“We want 50 percent to our mortgages, 70 percent to our business loans and 90 percent to credit cards… These haircuts are based on the discount Greek banks sell nonperforming loan portfolios at to distress funds.”

Ypervasi now represents 20,000 people with two billion euros in bank debt, and it’s still growing. Tombras doesn’t know what his chances of success in court will be, but he thinks that’s besides the point.

“While this lawsuit is pending, banks cannot ask debtors to pay loan instalments, or if they do they can’t enforce it. They can’t auction off collateral. That gives us our edge in negotiations. It’s going to take 20 years for this class action lawsuit to come to trial. We say to banks, ‘do you want to wait 20 years? Or do you want to settle with us now on a haircut and start earning money again?’”

Tax conundrum

While bad bank debt has been building for many years, two thirds of tax arrears date to just the past five years, when austerity governments piled on new taxes to boost revenue. They are still growing at a rate of a billion euros a month.

Last October, the conservative-led coalition defied the country’s creditors by allowing people to pay their deferred taxes in up to 100 instalments, but that only brought a fraction of the arrears into the scheme.

Greece’s new, leftwing government has now suggested broadening the scheme. It wants to include small debtors (under 5,000 euros) who comprise the overwhelming majority; and it wants to include debtors of over a million euros, because 97 percent of the debt is owed by just 11 percent of debtors.

Alternate finance minister Nadia Valavani also wants to collect a large, up-front sum to show creditors that Greece is serious about revenue. She would like to entice people to come forward with a down payment, offering to match it with a discount. The remaining balance would go into the instalment scheme.

Having offered this carrot to those who are able and willing to pay, Valavani would be left with those who are unable, whose debt would be frozen, and those who are unwilling, who would be punished. “For people who refuse to enter the instalment plan and by income are able to, there will be no mercy,” she said on February 18.

In a deal reached with creditors on February 24, Varoufakis promised to submit this and other ideas in the form of a bill. He vows to create “a new culture of tax compliance to ensure that all sections of society, and especially the well-off, contribute fairly to the financing of public policies.”

Greece is flying solo

However, the government is keeping expectations low about how much debt can be collected from a tax-fatigued middle class and a kernel of tax evaders the state has traditionally failed to rein in.

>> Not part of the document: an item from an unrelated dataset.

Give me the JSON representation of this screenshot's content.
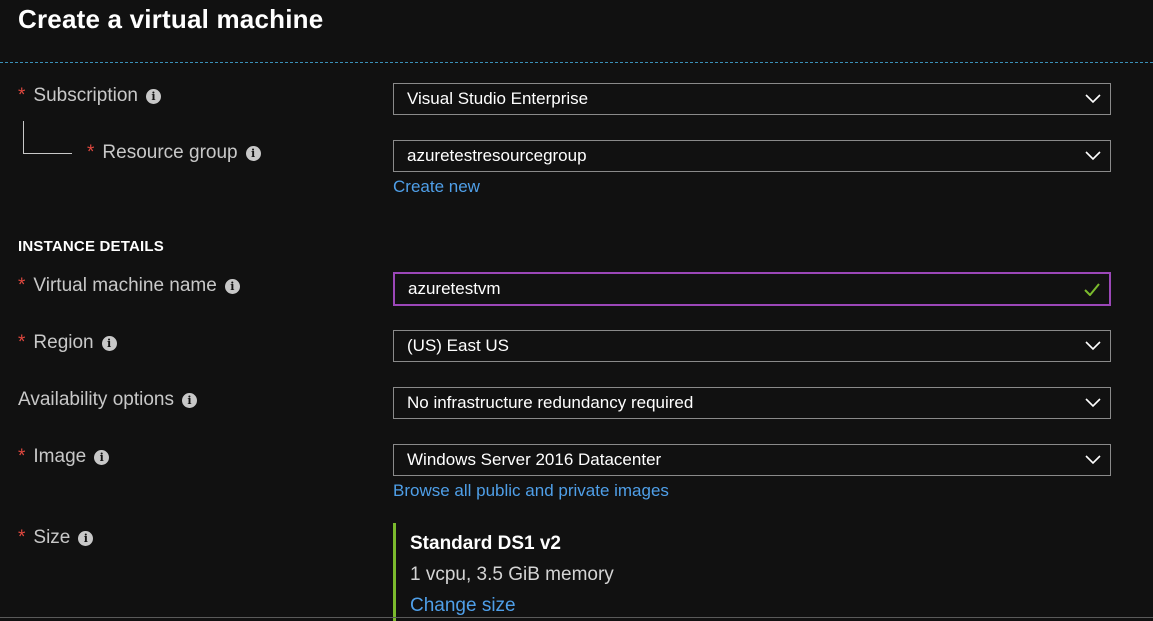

Valavani revealed that the “effective receivable amount”, which excludes bankrupt companies, state enterprises, debtors with bank claims on them and debt in litigation, is just nine billion euros.

Similarly, markets suggest that the mountain of bank debt is only worth pennies to the euro. If only a fraction of Greek private debt can be reclaimed, what does this suggest about Greece’s ability to repay its public debt?

Over the longer term, Syriza has pledged to meet Greece’s obligations in full, but wants to limit the portion of the economy that is spent on repayment to 1.5 percent – a third of what creditors have stipulated, so that some wealth is left over for reinvestment.

In the short term, however, the state continues to make indiscriminate demands. Just how indiscriminate is apparent from SOS Children’s Villages, a foster care charity. During the crisis, it has taken in 50 percent more children and sends shipments of food to thousands more families; yet its taxes have tripled.

Despite its charitable status, it loses almost half of what it earns in fundraising drives and from interest on deposits; and far from seeking a state subsidy, it brings in money from overseas donors to supplement donations at home.

“We have a lot of important charities and institutions in Greece that could increase their work,” says its director, Yiorgos Protopappas. “But they cannot - not because they lack any government subsidies or support - but because the government, by taxation, is taking the money of a private company or donor that gives to those charities for making and doing what the state should do.”